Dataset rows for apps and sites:
# # # # #

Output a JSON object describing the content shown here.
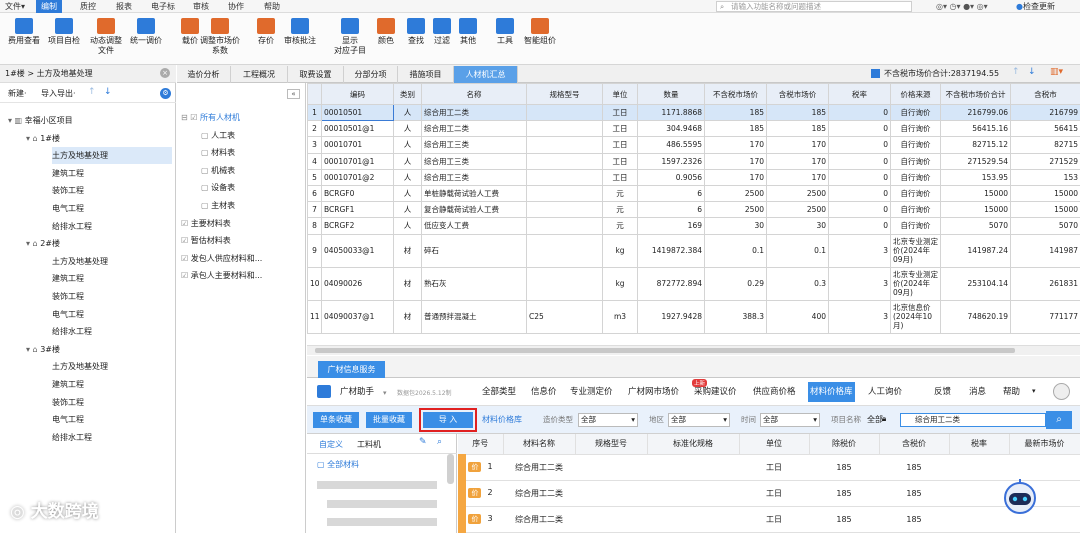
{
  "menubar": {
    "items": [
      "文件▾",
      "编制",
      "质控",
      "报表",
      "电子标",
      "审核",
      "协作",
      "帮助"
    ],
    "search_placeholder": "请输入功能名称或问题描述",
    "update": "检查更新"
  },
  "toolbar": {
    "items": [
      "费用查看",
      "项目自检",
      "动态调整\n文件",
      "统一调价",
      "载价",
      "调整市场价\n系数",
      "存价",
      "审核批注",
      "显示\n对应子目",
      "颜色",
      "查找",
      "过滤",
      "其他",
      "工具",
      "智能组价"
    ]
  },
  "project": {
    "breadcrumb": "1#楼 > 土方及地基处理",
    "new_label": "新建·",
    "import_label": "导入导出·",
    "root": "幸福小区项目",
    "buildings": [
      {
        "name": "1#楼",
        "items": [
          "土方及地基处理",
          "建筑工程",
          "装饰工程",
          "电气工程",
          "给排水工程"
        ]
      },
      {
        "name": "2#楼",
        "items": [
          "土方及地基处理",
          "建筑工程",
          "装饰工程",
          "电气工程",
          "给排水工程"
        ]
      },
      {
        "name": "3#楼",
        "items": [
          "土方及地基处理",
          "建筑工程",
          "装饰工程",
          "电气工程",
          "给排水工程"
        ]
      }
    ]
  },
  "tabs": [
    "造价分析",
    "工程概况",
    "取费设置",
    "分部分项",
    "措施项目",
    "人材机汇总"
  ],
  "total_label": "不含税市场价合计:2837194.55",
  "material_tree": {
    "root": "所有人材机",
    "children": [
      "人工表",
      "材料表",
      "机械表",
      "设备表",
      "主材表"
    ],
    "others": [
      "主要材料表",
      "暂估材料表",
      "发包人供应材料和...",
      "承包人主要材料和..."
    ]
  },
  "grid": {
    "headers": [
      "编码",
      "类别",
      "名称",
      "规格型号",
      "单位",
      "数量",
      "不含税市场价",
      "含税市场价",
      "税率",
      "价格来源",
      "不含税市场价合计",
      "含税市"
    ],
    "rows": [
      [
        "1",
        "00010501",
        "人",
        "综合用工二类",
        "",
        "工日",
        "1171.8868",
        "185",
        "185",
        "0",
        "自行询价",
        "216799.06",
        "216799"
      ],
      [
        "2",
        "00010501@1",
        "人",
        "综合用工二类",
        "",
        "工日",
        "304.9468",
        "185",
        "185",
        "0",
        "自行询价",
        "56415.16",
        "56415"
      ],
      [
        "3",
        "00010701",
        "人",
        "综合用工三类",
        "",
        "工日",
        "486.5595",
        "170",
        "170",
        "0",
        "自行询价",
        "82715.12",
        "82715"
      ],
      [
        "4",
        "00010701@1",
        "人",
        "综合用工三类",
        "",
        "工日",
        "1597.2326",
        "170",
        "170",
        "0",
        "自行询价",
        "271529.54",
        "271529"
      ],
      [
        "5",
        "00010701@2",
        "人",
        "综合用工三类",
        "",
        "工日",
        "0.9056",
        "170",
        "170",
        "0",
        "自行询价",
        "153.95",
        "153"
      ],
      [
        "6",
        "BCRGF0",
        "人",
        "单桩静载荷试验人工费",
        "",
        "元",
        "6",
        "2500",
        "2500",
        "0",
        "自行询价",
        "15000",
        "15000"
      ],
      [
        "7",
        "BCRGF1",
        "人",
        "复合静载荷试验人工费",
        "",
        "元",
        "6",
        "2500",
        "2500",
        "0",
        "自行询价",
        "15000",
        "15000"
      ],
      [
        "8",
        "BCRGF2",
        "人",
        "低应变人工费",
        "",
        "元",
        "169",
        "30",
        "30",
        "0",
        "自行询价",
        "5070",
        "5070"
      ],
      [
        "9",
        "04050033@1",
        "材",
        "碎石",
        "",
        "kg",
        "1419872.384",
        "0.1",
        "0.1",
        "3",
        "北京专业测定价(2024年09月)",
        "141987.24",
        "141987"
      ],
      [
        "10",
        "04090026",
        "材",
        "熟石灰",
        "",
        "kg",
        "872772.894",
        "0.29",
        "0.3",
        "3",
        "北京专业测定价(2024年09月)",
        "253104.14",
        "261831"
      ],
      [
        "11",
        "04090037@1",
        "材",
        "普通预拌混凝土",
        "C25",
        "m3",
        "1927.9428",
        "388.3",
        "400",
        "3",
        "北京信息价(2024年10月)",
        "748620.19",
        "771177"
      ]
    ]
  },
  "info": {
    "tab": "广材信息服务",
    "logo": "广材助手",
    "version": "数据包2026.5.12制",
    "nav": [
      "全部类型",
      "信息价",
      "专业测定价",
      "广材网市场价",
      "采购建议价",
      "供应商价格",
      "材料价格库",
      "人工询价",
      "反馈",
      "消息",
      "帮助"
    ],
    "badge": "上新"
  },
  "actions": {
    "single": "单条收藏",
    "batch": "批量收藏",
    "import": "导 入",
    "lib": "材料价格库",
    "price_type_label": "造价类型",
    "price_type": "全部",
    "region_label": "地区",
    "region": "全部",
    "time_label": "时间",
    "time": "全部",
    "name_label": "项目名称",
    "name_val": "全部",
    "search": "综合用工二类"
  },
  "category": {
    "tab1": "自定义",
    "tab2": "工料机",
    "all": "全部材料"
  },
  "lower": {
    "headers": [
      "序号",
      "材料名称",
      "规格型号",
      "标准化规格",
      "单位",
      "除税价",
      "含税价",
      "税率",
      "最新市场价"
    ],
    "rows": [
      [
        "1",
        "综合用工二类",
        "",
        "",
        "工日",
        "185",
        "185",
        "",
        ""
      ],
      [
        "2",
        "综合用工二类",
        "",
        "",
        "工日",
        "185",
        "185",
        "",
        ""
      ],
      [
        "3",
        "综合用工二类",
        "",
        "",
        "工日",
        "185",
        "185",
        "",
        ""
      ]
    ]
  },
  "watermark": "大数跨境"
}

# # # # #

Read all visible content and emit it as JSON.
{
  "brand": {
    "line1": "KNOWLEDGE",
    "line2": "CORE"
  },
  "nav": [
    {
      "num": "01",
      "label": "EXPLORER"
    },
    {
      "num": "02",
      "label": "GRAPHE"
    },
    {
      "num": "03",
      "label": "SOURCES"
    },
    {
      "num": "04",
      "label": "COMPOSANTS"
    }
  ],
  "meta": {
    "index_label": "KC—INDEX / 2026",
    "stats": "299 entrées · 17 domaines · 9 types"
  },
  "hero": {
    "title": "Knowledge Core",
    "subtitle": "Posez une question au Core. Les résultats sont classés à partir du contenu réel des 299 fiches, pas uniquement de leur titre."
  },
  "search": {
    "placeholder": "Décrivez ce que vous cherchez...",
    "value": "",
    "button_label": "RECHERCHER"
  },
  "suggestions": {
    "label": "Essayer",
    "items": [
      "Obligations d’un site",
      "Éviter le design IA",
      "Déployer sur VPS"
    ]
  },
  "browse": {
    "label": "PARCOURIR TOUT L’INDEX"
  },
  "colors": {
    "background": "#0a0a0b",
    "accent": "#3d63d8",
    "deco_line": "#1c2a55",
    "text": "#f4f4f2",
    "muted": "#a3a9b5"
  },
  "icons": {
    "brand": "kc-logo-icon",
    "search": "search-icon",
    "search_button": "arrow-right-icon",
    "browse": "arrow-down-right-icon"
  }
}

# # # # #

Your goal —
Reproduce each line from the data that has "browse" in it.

Exercise answer —
  "browse": {
    "browse": "arrow-down-right-icon"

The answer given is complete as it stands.